***** SOURCE INFORMATION *****
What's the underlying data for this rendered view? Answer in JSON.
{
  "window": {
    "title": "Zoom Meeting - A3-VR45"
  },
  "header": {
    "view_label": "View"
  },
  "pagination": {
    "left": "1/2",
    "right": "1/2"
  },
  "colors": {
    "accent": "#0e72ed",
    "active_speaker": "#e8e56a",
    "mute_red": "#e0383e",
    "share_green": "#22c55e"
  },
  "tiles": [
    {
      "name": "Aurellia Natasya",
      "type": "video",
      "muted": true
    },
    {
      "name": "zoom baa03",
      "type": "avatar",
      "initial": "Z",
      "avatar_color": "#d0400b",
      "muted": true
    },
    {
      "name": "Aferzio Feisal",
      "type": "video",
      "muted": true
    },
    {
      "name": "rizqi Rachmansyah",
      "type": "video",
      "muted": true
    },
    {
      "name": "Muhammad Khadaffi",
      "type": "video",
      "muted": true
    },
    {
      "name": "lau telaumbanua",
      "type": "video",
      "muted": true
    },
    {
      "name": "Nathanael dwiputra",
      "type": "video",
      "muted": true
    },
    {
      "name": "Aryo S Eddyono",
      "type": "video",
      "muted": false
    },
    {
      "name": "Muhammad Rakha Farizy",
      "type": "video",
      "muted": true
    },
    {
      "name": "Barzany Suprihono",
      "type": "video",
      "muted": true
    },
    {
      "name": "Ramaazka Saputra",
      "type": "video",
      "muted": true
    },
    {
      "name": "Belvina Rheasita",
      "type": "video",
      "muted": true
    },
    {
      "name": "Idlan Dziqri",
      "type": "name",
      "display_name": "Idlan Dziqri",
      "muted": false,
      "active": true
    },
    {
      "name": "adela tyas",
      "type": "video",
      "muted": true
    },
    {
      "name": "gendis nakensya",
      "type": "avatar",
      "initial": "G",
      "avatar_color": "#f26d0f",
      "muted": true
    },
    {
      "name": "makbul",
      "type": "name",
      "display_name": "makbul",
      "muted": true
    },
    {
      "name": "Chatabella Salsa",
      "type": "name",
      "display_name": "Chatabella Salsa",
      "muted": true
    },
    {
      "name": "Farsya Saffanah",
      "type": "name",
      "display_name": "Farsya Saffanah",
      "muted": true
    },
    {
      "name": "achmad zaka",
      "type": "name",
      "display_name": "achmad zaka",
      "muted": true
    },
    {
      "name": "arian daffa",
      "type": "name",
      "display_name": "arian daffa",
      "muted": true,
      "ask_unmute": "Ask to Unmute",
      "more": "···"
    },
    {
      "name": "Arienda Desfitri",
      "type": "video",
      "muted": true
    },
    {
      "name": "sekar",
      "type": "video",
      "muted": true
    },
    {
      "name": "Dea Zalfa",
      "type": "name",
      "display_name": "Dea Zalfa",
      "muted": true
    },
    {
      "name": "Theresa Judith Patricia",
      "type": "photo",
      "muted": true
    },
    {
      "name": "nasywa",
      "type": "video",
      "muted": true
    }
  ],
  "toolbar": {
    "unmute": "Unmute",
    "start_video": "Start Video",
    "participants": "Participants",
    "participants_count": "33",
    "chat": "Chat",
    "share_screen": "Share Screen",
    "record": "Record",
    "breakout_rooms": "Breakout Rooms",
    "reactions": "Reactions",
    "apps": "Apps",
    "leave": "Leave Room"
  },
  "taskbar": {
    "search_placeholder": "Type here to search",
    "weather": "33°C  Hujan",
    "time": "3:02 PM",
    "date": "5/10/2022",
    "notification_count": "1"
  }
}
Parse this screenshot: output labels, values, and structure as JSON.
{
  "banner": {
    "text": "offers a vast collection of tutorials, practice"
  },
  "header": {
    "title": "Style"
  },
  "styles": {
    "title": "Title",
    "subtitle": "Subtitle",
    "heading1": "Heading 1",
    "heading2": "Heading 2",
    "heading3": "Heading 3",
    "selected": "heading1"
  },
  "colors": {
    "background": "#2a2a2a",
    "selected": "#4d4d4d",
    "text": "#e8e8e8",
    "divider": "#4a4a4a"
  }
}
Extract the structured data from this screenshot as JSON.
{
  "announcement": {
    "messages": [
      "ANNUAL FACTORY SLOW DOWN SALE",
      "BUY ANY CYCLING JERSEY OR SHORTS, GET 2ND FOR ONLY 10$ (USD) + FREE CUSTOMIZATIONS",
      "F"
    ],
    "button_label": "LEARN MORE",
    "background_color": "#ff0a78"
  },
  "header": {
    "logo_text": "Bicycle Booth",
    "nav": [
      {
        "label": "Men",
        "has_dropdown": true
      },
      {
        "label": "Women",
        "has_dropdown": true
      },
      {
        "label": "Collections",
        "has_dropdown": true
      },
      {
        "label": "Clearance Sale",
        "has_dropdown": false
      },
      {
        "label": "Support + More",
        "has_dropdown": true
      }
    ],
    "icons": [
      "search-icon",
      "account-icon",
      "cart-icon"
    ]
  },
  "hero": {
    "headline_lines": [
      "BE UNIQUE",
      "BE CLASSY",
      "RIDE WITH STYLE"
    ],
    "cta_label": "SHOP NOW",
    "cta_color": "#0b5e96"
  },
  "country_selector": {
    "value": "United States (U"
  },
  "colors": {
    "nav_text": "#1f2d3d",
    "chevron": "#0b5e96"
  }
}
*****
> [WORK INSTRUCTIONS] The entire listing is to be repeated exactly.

> [TASK ANSWER]
What's the underlying data for this rendered view? Answer in JSON.
{
  "window": {
    "title": "Zoom Meeting - A3-VR45"
  },
  "header": {
    "view_label": "View"
  },
  "pagination": {
    "left": "1/2",
    "right": "1/2"
  },
  "colors": {
    "accent": "#0e72ed",
    "active_speaker": "#e8e56a",
    "mute_red": "#e0383e",
    "share_green": "#22c55e"
  },
  "tiles": [
    {
      "name": "Aurellia Natasya",
      "type": "video",
      "muted": true
    },
    {
      "name": "zoom baa03",
      "type": "avatar",
      "initial": "Z",
      "avatar_color": "#d0400b",
      "muted": true
    },
    {
      "name": "Aferzio Feisal",
      "type": "video",
      "muted": true
    },
    {
      "name": "rizqi Rachmansyah",
      "type": "video",
      "muted": true
    },
    {
      "name": "Muhammad Khadaffi",
      "type": "video",
      "muted": true
    },
    {
      "name": "lau telaumbanua",
      "type": "video",
      "muted": true
    },
    {
      "name": "Nathanael dwiputra",
      "type": "video",
      "muted": true
    },
    {
      "name": "Aryo S Eddyono",
      "type": "video",
      "muted": false
    },
    {
      "name": "Muhammad Rakha Farizy",
      "type": "video",
      "muted": true
    },
    {
      "name": "Barzany Suprihono",
      "type": "video",
      "muted": true
    },
    {
      "name": "Ramaazka Saputra",
      "type": "video",
      "muted": true
    },
    {
      "name": "Belvina Rheasita",
      "type": "video",
      "muted": true
    },
    {
      "name": "Idlan Dziqri",
      "type": "name",
      "display_name": "Idlan Dziqri",
      "muted": false,
      "active": true
    },
    {
      "name": "adela tyas",
      "type": "video",
      "muted": true
    },
    {
      "name": "gendis nakensya",
      "type": "avatar",
      "initial": "G",
      "avatar_color": "#f26d0f",
      "muted": true
    },
    {
      "name": "makbul",
      "type": "name",
      "display_name": "makbul",
      "muted": true
    },
    {
      "name": "Chatabella Salsa",
      "type": "name",
      "display_name": "Chatabella Salsa",
      "muted": true
    },
    {
      "name": "Farsya Saffanah",
      "type": "name",
      "display_name": "Farsya Saffanah",
      "muted": true
    },
    {
      "name": "achmad zaka",
      "type": "name",
      "display_name": "achmad zaka",
      "muted": true
    },
    {
      "name": "arian daffa",
      "type": "name",
      "display_name": "arian daffa",
      "muted": true,
      "ask_unmute": "Ask to Unmute",
      "more": "···"
    },
    {
      "name": "Arienda Desfitri",
      "type": "video",
      "muted": true
    },
    {
      "name": "sekar",
      "type": "video",
      "muted": true
    },
    {
      "name": "Dea Zalfa",
      "type": "name",
      "display_name": "Dea Zalfa",
      "muted": true
    },
    {
      "name": "Theresa Judith Patricia",
      "type": "photo",
      "muted": true
    },
    {
      "name": "nasywa",
      "type": "video",
      "muted": true
    }
  ],
  "toolbar": {
    "unmute": "Unmute",
    "start_video": "Start Video",
    "participants": "Participants",
    "participants_count": "33",
    "chat": "Chat",
    "share_screen": "Share Screen",
    "record": "Record",
    "breakout_rooms": "Breakout Rooms",
    "reactions": "Reactions",
    "apps": "Apps",
    "leave": "Leave Room"
  },
  "taskbar": {
    "search_placeholder": "Type here to search",
    "weather": "33°C  Hujan",
    "time": "3:02 PM",
    "date": "5/10/2022",
    "notification_count": "1"
  }
}
Parse this screenshot: output labels, values, and structure as JSON.
{
  "banner": {
    "text": "offers a vast collection of tutorials, practice"
  },
  "header": {
    "title": "Style"
  },
  "styles": {
    "title": "Title",
    "subtitle": "Subtitle",
    "heading1": "Heading 1",
    "heading2": "Heading 2",
    "heading3": "Heading 3",
    "selected": "heading1"
  },
  "colors": {
    "background": "#2a2a2a",
    "selected": "#4d4d4d",
    "text": "#e8e8e8",
    "divider": "#4a4a4a"
  }
}
Extract the structured data from this screenshot as JSON.
{
  "announcement": {
    "messages": [
      "ANNUAL FACTORY SLOW DOWN SALE",
      "BUY ANY CYCLING JERSEY OR SHORTS, GET 2ND FOR ONLY 10$ (USD) + FREE CUSTOMIZATIONS",
      "F"
    ],
    "button_label": "LEARN MORE",
    "background_color": "#ff0a78"
  },
  "header": {
    "logo_text": "Bicycle Booth",
    "nav": [
      {
        "label": "Men",
        "has_dropdown": true
      },
      {
        "label": "Women",
        "has_dropdown": true
      },
      {
        "label": "Collections",
        "has_dropdown": true
      },
      {
        "label": "Clearance Sale",
        "has_dropdown": false
      },
      {
        "label": "Support + More",
        "has_dropdown": true
      }
    ],
    "icons": [
      "search-icon",
      "account-icon",
      "cart-icon"
    ]
  },
  "hero": {
    "headline_lines": [
      "BE UNIQUE",
      "BE CLASSY",
      "RIDE WITH STYLE"
    ],
    "cta_label": "SHOP NOW",
    "cta_color": "#0b5e96"
  },
  "country_selector": {
    "value": "United States (U"
  },
  "colors": {
    "nav_text": "#1f2d3d",
    "chevron": "#0b5e96"
  }
}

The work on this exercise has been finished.